Archive for September 2008
On the heels of a report criticizing the federal governments efforts to ensure that truck drivers are medically qualified, the House transportation committee’s chair man blasted the top truck safety agency for not living up to tis mission and for dragging its feet on the health issue.
Rep. James Oberstar (D-Minn.), chairman of the House Transportation and Infrastructure Committee, laid into the Federal Motor Carrier Safety Admin. for not moving fast enough to implement congressional mandates or recommendations from the National Transportation Safety Board.
“It shouldn’t take you eight years. It shouldn’t take you five years. Or three years,” Oberstar said during a July 24 hearing by the committee. “People’s lives are at stake, and they are depending on you and your colleagues. We’ve given you a half-billion dollar [annual] budget, practically, to do this. There is no excuse for foot-dragging.”
Oberstar’s comments were in response to a Government Accountability Office report that said hundreds of thousands of drivers have potentially serious medical conditions, some significant enough to prevent them from driving a truck.
During the hearing, Rose McMurray, FMCSA’s chief safety officer, defended the agency’s work on driver health issues, telling the committee the agency was committed to completing rules later this year that would address most of NTSB’s recommendations.
“Four of the NTSB’s eight most-wanted recommendations will addressed by the medical certification and national registry rules,” she said, adding that the remaining recommendations would be addressed by the agency’s medical review board.
The top Republican on the committee’s panel on highways, Rep. John Duncan Jr. (R-Tenn.) also questioned the GAO (Government Accountability Office) conclusions.
“I am concerned this report will be seen by some to imply a broader problem in the CDL population,” he said. “In fact, the report makes it clear that these 15 cases are not representative of the commercial driver population.”

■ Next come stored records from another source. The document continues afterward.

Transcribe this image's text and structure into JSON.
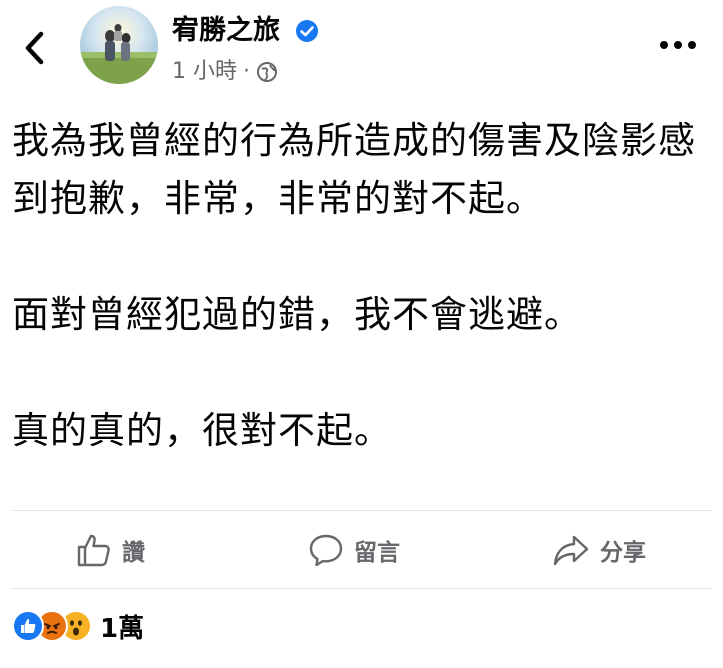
{
  "post": {
    "author": "宥勝之旅",
    "time": "1 小時",
    "separator": "·",
    "paragraphs": [
      "我為我曾經的行為所造成的傷害及陰影感到抱歉，非常，非常的對不起。",
      "面對曾經犯過的錯，我不會逃避。",
      "真的真的，很對不起。"
    ]
  },
  "actions": {
    "like": "讚",
    "comment": "留言",
    "share": "分享"
  },
  "reactions": {
    "count": "1萬",
    "types": [
      "like",
      "angry",
      "wow"
    ]
  },
  "colors": {
    "verified": "#1877f2",
    "like": "#1877f2",
    "angry": "#e9710f",
    "wow": "#f7b125",
    "muted": "#65676b"
  }
}
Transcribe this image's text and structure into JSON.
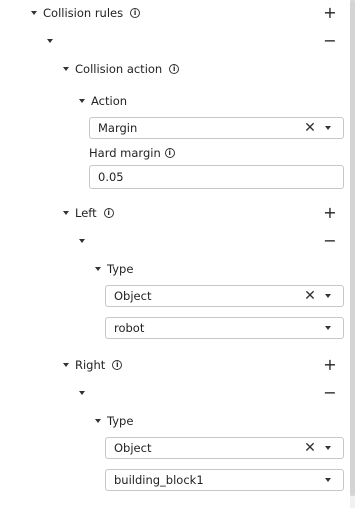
{
  "collision_rules": {
    "label": "Collision rules",
    "add_symbol": "+",
    "item_remove_symbol": "−",
    "collision_action": {
      "label": "Collision action",
      "action": {
        "label": "Action",
        "selected": "Margin",
        "clear_symbol": "✕"
      },
      "hard_margin": {
        "label": "Hard margin",
        "value": "0.05"
      }
    },
    "left": {
      "label": "Left",
      "add_symbol": "+",
      "item_remove_symbol": "−",
      "type": {
        "label": "Type",
        "selected": "Object",
        "clear_symbol": "✕",
        "object_value": "robot"
      }
    },
    "right": {
      "label": "Right",
      "add_symbol": "+",
      "item_remove_symbol": "−",
      "type": {
        "label": "Type",
        "selected": "Object",
        "clear_symbol": "✕",
        "object_value": "building_block1"
      }
    }
  },
  "info_icon_glyph": "i"
}
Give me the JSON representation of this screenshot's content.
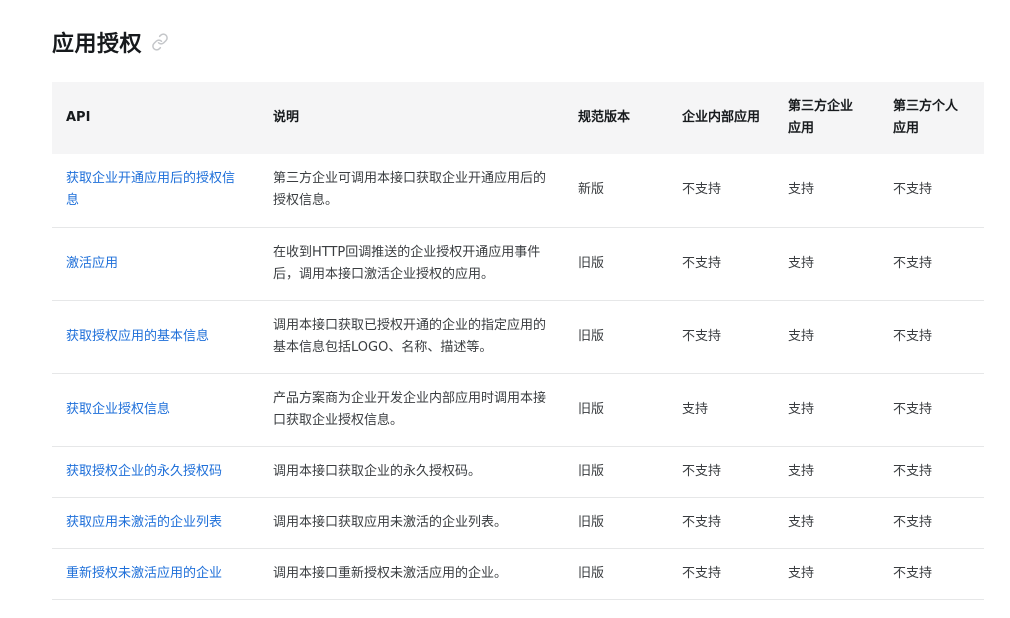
{
  "page": {
    "title": "应用授权",
    "anchor_icon": "link-icon"
  },
  "table": {
    "headers": [
      "API",
      "说明",
      "规范版本",
      "企业内部应用",
      "第三方企业应用",
      "第三方个人应用"
    ],
    "rows": [
      {
        "api": "获取企业开通应用后的授权信息",
        "desc": "第三方企业可调用本接口获取企业开通应用后的授权信息。",
        "version": "新版",
        "internal": "不支持",
        "third_corp": "支持",
        "third_personal": "不支持"
      },
      {
        "api": "激活应用",
        "desc": "在收到HTTP回调推送的企业授权开通应用事件后，调用本接口激活企业授权的应用。",
        "version": "旧版",
        "internal": "不支持",
        "third_corp": "支持",
        "third_personal": "不支持"
      },
      {
        "api": "获取授权应用的基本信息",
        "desc": "调用本接口获取已授权开通的企业的指定应用的基本信息包括LOGO、名称、描述等。",
        "version": "旧版",
        "internal": "不支持",
        "third_corp": "支持",
        "third_personal": "不支持"
      },
      {
        "api": "获取企业授权信息",
        "desc": "产品方案商为企业开发企业内部应用时调用本接口获取企业授权信息。",
        "version": "旧版",
        "internal": "支持",
        "third_corp": "支持",
        "third_personal": "不支持"
      },
      {
        "api": "获取授权企业的永久授权码",
        "desc": "调用本接口获取企业的永久授权码。",
        "version": "旧版",
        "internal": "不支持",
        "third_corp": "支持",
        "third_personal": "不支持"
      },
      {
        "api": "获取应用未激活的企业列表",
        "desc": "调用本接口获取应用未激活的企业列表。",
        "version": "旧版",
        "internal": "不支持",
        "third_corp": "支持",
        "third_personal": "不支持"
      },
      {
        "api": "重新授权未激活应用的企业",
        "desc": "调用本接口重新授权未激活应用的企业。",
        "version": "旧版",
        "internal": "不支持",
        "third_corp": "支持",
        "third_personal": "不支持"
      }
    ]
  },
  "colors": {
    "link": "#1e6fd9",
    "header_bg": "#f5f5f6",
    "border": "#e6e7e8",
    "icon": "#c4c6c9"
  }
}
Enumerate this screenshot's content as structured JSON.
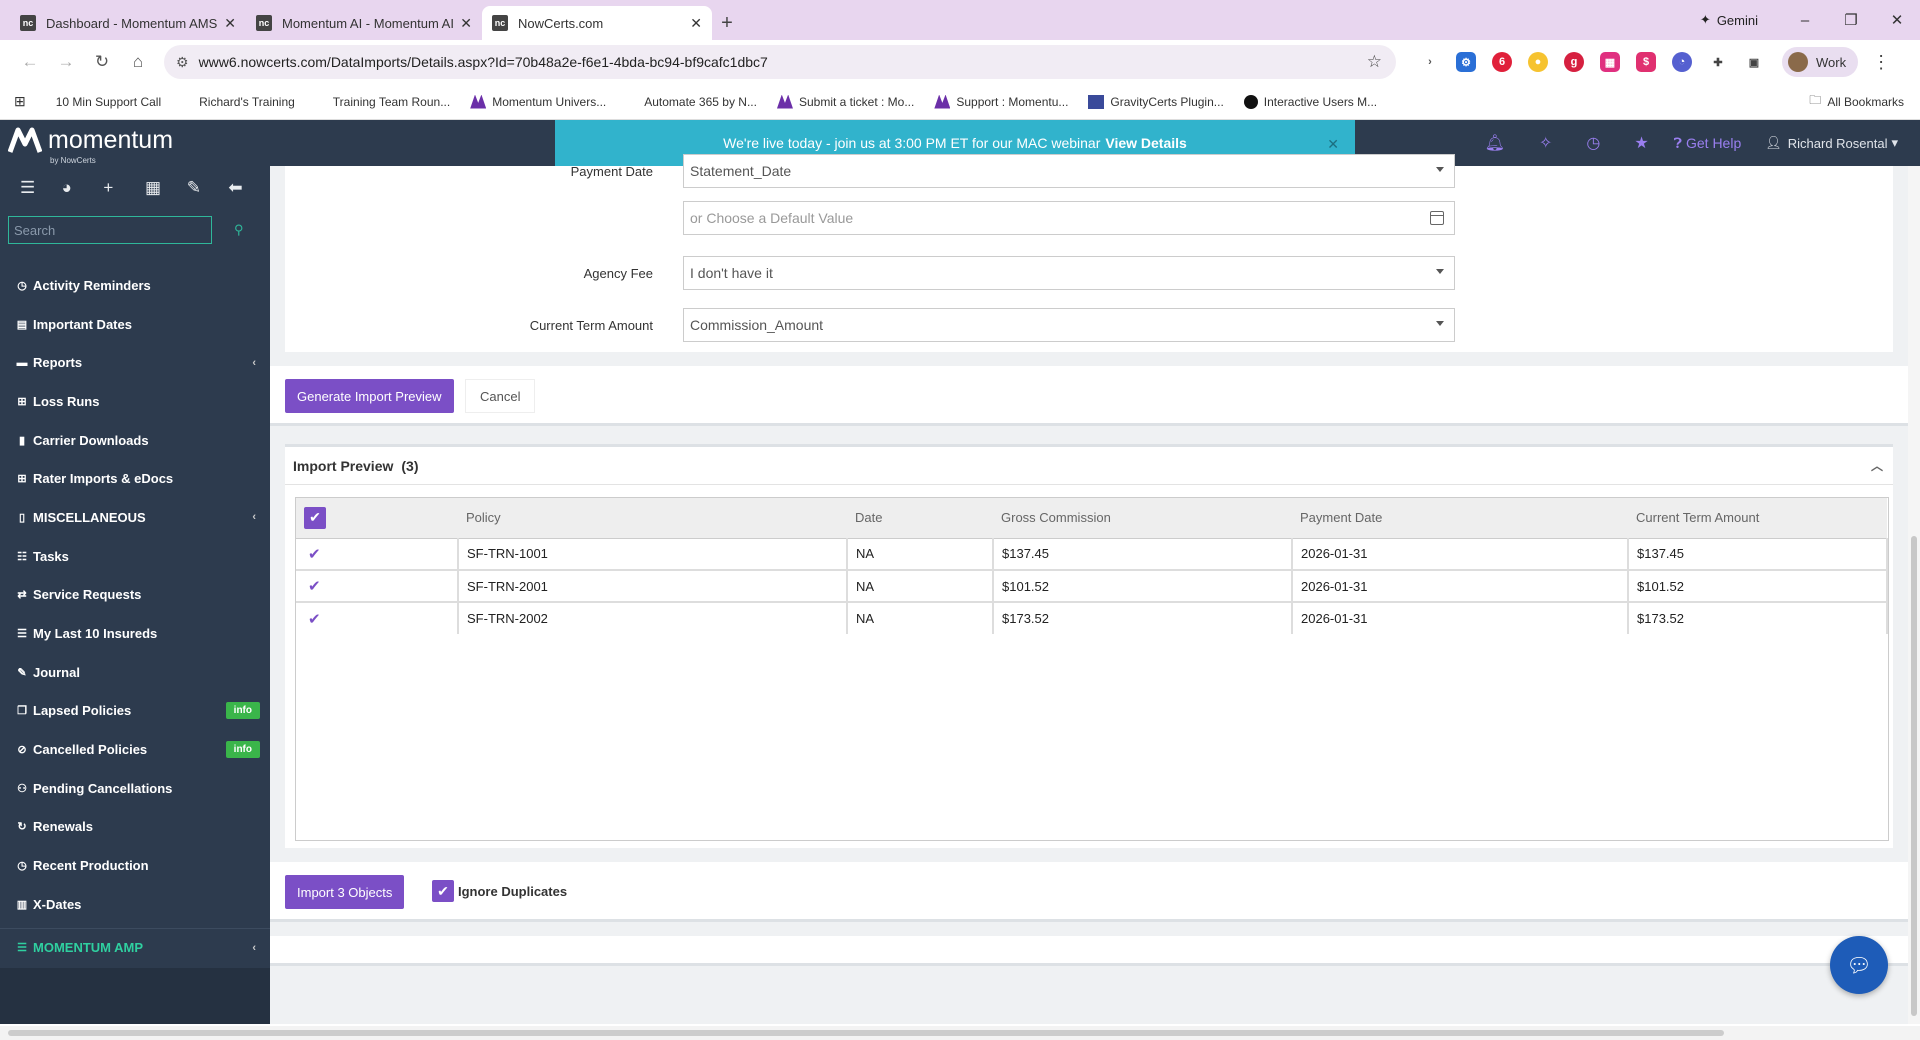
{
  "browser": {
    "tabs": [
      {
        "title": "Dashboard - Momentum AMS",
        "icon": "nc-favicon"
      },
      {
        "title": "Momentum AI - Momentum AI",
        "icon": "nc-favicon"
      },
      {
        "title": "NowCerts.com",
        "icon": "nc-favicon",
        "active": true
      }
    ],
    "gemini_label": "Gemini",
    "url": "www6.nowcerts.com/DataImports/Details.aspx?Id=70b48a2e-f6e1-4bda-bc94-bf9cafc1dbc7",
    "profile_label": "Work",
    "bookmarks": [
      "10 Min Support Call",
      "Richard's Training",
      "Training Team Roun...",
      "Momentum Univers...",
      "Automate 365 by N...",
      "Submit a ticket : Mo...",
      "Support : Momentu...",
      "GravityCerts Plugin...",
      "Interactive Users M..."
    ],
    "all_bookmarks": "All Bookmarks"
  },
  "header": {
    "logo_text": "momentum",
    "logo_sub": "by NowCerts",
    "banner_text": "We're live today - join us at 3:00 PM ET for our MAC webinar",
    "banner_link": "View Details",
    "help_label": "Get Help",
    "user_name": "Richard Rosental"
  },
  "sidebar": {
    "search_placeholder": "Search",
    "items": [
      {
        "label": "Activity Reminders",
        "icon": "clock-icon"
      },
      {
        "label": "Important Dates",
        "icon": "calendar-icon"
      },
      {
        "label": "Reports",
        "icon": "folder-icon",
        "chevron": true
      },
      {
        "label": "Loss Runs",
        "icon": "grid-icon"
      },
      {
        "label": "Carrier Downloads",
        "icon": "file-icon"
      },
      {
        "label": "Rater Imports & eDocs",
        "icon": "import-icon"
      },
      {
        "label": "MISCELLANEOUS",
        "icon": "document-icon",
        "chevron": true
      },
      {
        "label": "Tasks",
        "icon": "tasks-icon"
      },
      {
        "label": "Service Requests",
        "icon": "exchange-icon"
      },
      {
        "label": "My Last 10 Insureds",
        "icon": "list-icon"
      },
      {
        "label": "Journal",
        "icon": "pencil-icon"
      },
      {
        "label": "Lapsed Policies",
        "icon": "copy-icon",
        "badge": "info"
      },
      {
        "label": "Cancelled Policies",
        "icon": "ban-icon",
        "badge": "info"
      },
      {
        "label": "Pending Cancellations",
        "icon": "users-icon"
      },
      {
        "label": "Renewals",
        "icon": "refresh-icon"
      },
      {
        "label": "Recent Production",
        "icon": "history-icon"
      },
      {
        "label": "X-Dates",
        "icon": "chart-icon"
      }
    ],
    "amp": {
      "label": "MOMENTUM AMP",
      "icon": "menu-icon"
    }
  },
  "form": {
    "payment_date_label": "Payment Date",
    "payment_date_value": "Statement_Date",
    "default_value_placeholder": "or Choose a Default Value",
    "agency_fee_label": "Agency Fee",
    "agency_fee_value": "I don't have it",
    "current_term_label": "Current Term Amount",
    "current_term_value": "Commission_Amount",
    "generate_button": "Generate Import Preview",
    "cancel_button": "Cancel"
  },
  "preview": {
    "title": "Import Preview",
    "count": "(3)",
    "columns": [
      "Policy",
      "Date",
      "Gross Commission",
      "Payment Date",
      "Current Term Amount"
    ],
    "rows": [
      {
        "policy": "SF-TRN-1001",
        "date": "NA",
        "gross": "$137.45",
        "payment": "2026-01-31",
        "term": "$137.45"
      },
      {
        "policy": "SF-TRN-2001",
        "date": "NA",
        "gross": "$101.52",
        "payment": "2026-01-31",
        "term": "$101.52"
      },
      {
        "policy": "SF-TRN-2002",
        "date": "NA",
        "gross": "$173.52",
        "payment": "2026-01-31",
        "term": "$173.52"
      }
    ]
  },
  "footer": {
    "import_button": "Import 3 Objects",
    "ignore_duplicates_label": "Ignore Duplicates",
    "ignore_duplicates_checked": true
  },
  "colors": {
    "accent": "#7b4fc6",
    "sidebar_bg": "#2d3b4e",
    "banner_bg": "#31b3cc",
    "badge_green": "#3ab54a"
  }
}
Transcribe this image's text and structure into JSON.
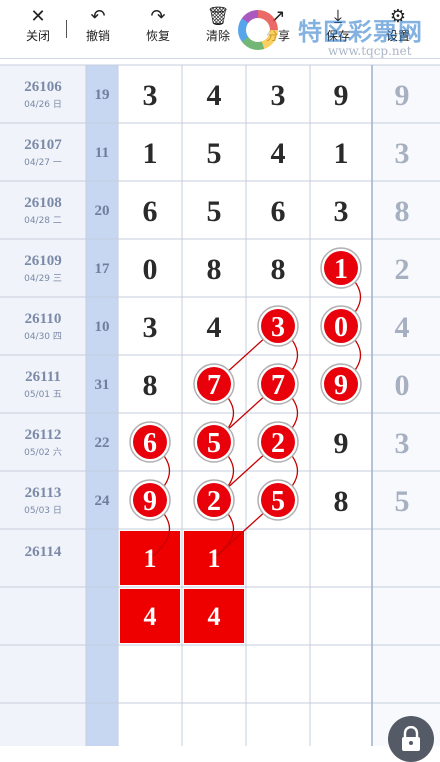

Oberstar was unconvinced and pointed to a report by the transportation committee’s staff that also noted issues with the medical certification program.
“Staff got 600 medical card from drivers at truck weigh stations, and thy tried to verify them with the medical examiners who issued the card, or allegedly issued the card,” he said. “The report documents 30 cases -5%- where the medical examiner didn’t exist, or the medical examiner indicated that the signature of that person had been forged or changed.”
Oberstar, as well as, Rep Peter DeFazio, the chairman of the highways sub-committee, pressed McMurrayto explain why the agency has taken so long with its medical rules, which she said have been “difficult to develop.”
DeFazio asked McMurray if the agency had the resources to complete the rules, but she answered that it wasn’t a “matter of resources, as much as it is a problem of expertise.”
McMurray also said that “other rule-makings” have taken priority over the medical rules, but without specifying which ones.
The rules are also complicated by cost issues, she said, telling Oberstar they are “a significant burden on states.”
That burden, McMurray said, comes in costs to upgrade information technology to handle new databases, and new training requirements for enforcement officers and medical examiners.
“The sheer size of the driver population will require thousands of certified medical examiners to evaluate drivers,” McMurray also added.
Oberstar, however, said the agency lacked “a safety mindset,” and, if it had one, “you would have done this in the last eight years.”
“What we need is will -and willpower- at the highest levels, he said. “And it is apparent there isn’t that will at the level of the secretary of Transportation and permeates all the way down through the Federal Motor Carrier Safety Administration.”